ACTIVITY ▸ Would you please print the data a second time, exactly as it stands?

App and web page records
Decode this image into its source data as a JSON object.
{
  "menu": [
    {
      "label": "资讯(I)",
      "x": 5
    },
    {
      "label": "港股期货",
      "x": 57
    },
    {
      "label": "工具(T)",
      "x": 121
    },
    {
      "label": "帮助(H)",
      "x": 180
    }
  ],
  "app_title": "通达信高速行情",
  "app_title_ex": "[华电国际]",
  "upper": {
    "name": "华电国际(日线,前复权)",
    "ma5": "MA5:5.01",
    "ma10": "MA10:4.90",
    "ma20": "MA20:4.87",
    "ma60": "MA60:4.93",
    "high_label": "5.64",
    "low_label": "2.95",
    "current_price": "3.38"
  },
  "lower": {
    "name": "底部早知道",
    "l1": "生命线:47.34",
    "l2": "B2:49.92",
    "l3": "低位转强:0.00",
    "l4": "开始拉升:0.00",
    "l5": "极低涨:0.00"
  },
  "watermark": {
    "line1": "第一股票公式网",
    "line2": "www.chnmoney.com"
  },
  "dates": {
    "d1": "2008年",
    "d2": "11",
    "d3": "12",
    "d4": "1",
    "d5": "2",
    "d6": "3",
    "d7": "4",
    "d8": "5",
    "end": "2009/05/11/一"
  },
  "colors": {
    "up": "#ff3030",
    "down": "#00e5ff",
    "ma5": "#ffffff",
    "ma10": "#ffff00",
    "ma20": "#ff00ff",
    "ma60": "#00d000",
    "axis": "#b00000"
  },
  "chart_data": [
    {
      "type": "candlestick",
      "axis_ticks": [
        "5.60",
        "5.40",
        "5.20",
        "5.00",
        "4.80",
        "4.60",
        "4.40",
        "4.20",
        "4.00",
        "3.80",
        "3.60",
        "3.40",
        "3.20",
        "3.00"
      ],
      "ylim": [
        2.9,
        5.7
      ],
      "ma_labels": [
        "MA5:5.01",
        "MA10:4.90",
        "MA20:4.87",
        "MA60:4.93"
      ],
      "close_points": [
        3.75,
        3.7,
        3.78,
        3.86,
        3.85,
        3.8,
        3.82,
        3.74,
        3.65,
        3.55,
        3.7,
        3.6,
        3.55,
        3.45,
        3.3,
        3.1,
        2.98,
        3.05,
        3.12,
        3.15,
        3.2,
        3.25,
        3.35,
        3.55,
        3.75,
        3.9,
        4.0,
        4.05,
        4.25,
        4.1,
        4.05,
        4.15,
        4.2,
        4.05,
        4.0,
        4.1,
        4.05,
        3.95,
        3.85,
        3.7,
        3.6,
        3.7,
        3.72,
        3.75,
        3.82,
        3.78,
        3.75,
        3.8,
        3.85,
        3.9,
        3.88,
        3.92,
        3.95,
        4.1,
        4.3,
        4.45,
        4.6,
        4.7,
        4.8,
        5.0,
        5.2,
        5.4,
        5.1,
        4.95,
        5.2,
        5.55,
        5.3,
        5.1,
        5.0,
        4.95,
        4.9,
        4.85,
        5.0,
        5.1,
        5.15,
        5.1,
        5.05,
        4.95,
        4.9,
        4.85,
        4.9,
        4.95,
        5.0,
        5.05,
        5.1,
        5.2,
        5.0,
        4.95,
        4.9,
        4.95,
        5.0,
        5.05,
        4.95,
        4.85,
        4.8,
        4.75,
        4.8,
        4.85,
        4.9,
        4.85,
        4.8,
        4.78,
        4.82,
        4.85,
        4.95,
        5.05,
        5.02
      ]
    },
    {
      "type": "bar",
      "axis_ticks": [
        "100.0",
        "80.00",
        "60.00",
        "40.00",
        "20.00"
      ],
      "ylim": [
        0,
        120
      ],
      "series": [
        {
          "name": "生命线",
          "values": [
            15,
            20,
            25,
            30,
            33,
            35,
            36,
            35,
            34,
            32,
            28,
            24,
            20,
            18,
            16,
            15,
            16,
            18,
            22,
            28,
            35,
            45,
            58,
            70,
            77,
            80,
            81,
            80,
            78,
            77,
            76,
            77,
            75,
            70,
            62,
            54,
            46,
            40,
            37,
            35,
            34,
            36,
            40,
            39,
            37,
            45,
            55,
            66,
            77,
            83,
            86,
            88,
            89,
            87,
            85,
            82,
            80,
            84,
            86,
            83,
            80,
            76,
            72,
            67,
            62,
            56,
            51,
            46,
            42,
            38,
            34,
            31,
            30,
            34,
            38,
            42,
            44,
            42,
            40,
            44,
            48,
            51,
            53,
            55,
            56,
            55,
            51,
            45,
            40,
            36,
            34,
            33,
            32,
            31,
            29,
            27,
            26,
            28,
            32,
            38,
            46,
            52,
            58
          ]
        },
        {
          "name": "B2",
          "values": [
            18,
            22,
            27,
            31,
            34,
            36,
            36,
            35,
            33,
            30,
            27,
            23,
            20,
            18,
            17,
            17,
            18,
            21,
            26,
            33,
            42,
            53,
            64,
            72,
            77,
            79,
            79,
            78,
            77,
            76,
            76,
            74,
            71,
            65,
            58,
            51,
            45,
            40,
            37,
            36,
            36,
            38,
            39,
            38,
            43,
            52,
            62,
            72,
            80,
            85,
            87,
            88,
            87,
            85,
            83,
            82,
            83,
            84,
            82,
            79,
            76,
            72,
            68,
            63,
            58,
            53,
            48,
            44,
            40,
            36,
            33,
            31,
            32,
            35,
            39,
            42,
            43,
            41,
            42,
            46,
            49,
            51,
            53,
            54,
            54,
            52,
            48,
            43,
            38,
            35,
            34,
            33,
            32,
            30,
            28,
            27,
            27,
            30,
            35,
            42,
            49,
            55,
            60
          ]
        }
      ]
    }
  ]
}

WRITTEN SOLUTION ▸
Decode this image into its source data as a JSON object.
{
  "menu": [
    {
      "label": "资讯(I)",
      "x": 5
    },
    {
      "label": "港股期货",
      "x": 57
    },
    {
      "label": "工具(T)",
      "x": 121
    },
    {
      "label": "帮助(H)",
      "x": 180
    }
  ],
  "app_title": "通达信高速行情",
  "app_title_ex": "[华电国际]",
  "upper": {
    "name": "华电国际(日线,前复权)",
    "ma5": "MA5:5.01",
    "ma10": "MA10:4.90",
    "ma20": "MA20:4.87",
    "ma60": "MA60:4.93",
    "high_label": "5.64",
    "low_label": "2.95",
    "current_price": "3.38"
  },
  "lower": {
    "name": "底部早知道",
    "l1": "生命线:47.34",
    "l2": "B2:49.92",
    "l3": "低位转强:0.00",
    "l4": "开始拉升:0.00",
    "l5": "极低涨:0.00"
  },
  "watermark": {
    "line1": "第一股票公式网",
    "line2": "www.chnmoney.com"
  },
  "dates": {
    "d1": "2008年",
    "d2": "11",
    "d3": "12",
    "d4": "1",
    "d5": "2",
    "d6": "3",
    "d7": "4",
    "d8": "5",
    "end": "2009/05/11/一"
  },
  "colors": {
    "up": "#ff3030",
    "down": "#00e5ff",
    "ma5": "#ffffff",
    "ma10": "#ffff00",
    "ma20": "#ff00ff",
    "ma60": "#00d000",
    "axis": "#b00000"
  },
  "chart_data": [
    {
      "type": "candlestick",
      "axis_ticks": [
        "5.60",
        "5.40",
        "5.20",
        "5.00",
        "4.80",
        "4.60",
        "4.40",
        "4.20",
        "4.00",
        "3.80",
        "3.60",
        "3.40",
        "3.20",
        "3.00"
      ],
      "ylim": [
        2.9,
        5.7
      ],
      "ma_labels": [
        "MA5:5.01",
        "MA10:4.90",
        "MA20:4.87",
        "MA60:4.93"
      ],
      "close_points": [
        3.75,
        3.7,
        3.78,
        3.86,
        3.85,
        3.8,
        3.82,
        3.74,
        3.65,
        3.55,
        3.7,
        3.6,
        3.55,
        3.45,
        3.3,
        3.1,
        2.98,
        3.05,
        3.12,
        3.15,
        3.2,
        3.25,
        3.35,
        3.55,
        3.75,
        3.9,
        4.0,
        4.05,
        4.25,
        4.1,
        4.05,
        4.15,
        4.2,
        4.05,
        4.0,
        4.1,
        4.05,
        3.95,
        3.85,
        3.7,
        3.6,
        3.7,
        3.72,
        3.75,
        3.82,
        3.78,
        3.75,
        3.8,
        3.85,
        3.9,
        3.88,
        3.92,
        3.95,
        4.1,
        4.3,
        4.45,
        4.6,
        4.7,
        4.8,
        5.0,
        5.2,
        5.4,
        5.1,
        4.95,
        5.2,
        5.55,
        5.3,
        5.1,
        5.0,
        4.95,
        4.9,
        4.85,
        5.0,
        5.1,
        5.15,
        5.1,
        5.05,
        4.95,
        4.9,
        4.85,
        4.9,
        4.95,
        5.0,
        5.05,
        5.1,
        5.2,
        5.0,
        4.95,
        4.9,
        4.95,
        5.0,
        5.05,
        4.95,
        4.85,
        4.8,
        4.75,
        4.8,
        4.85,
        4.9,
        4.85,
        4.8,
        4.78,
        4.82,
        4.85,
        4.95,
        5.05,
        5.02
      ]
    },
    {
      "type": "bar",
      "axis_ticks": [
        "100.0",
        "80.00",
        "60.00",
        "40.00",
        "20.00"
      ],
      "ylim": [
        0,
        120
      ],
      "series": [
        {
          "name": "生命线",
          "values": [
            15,
            20,
            25,
            30,
            33,
            35,
            36,
            35,
            34,
            32,
            28,
            24,
            20,
            18,
            16,
            15,
            16,
            18,
            22,
            28,
            35,
            45,
            58,
            70,
            77,
            80,
            81,
            80,
            78,
            77,
            76,
            77,
            75,
            70,
            62,
            54,
            46,
            40,
            37,
            35,
            34,
            36,
            40,
            39,
            37,
            45,
            55,
            66,
            77,
            83,
            86,
            88,
            89,
            87,
            85,
            82,
            80,
            84,
            86,
            83,
            80,
            76,
            72,
            67,
            62,
            56,
            51,
            46,
            42,
            38,
            34,
            31,
            30,
            34,
            38,
            42,
            44,
            42,
            40,
            44,
            48,
            51,
            53,
            55,
            56,
            55,
            51,
            45,
            40,
            36,
            34,
            33,
            32,
            31,
            29,
            27,
            26,
            28,
            32,
            38,
            46,
            52,
            58
          ]
        },
        {
          "name": "B2",
          "values": [
            18,
            22,
            27,
            31,
            34,
            36,
            36,
            35,
            33,
            30,
            27,
            23,
            20,
            18,
            17,
            17,
            18,
            21,
            26,
            33,
            42,
            53,
            64,
            72,
            77,
            79,
            79,
            78,
            77,
            76,
            76,
            74,
            71,
            65,
            58,
            51,
            45,
            40,
            37,
            36,
            36,
            38,
            39,
            38,
            43,
            52,
            62,
            72,
            80,
            85,
            87,
            88,
            87,
            85,
            83,
            82,
            83,
            84,
            82,
            79,
            76,
            72,
            68,
            63,
            58,
            53,
            48,
            44,
            40,
            36,
            33,
            31,
            32,
            35,
            39,
            42,
            43,
            41,
            42,
            46,
            49,
            51,
            53,
            54,
            54,
            52,
            48,
            43,
            38,
            35,
            34,
            33,
            32,
            30,
            28,
            27,
            27,
            30,
            35,
            42,
            49,
            55,
            60
          ]
        }
      ]
    }
  ]
}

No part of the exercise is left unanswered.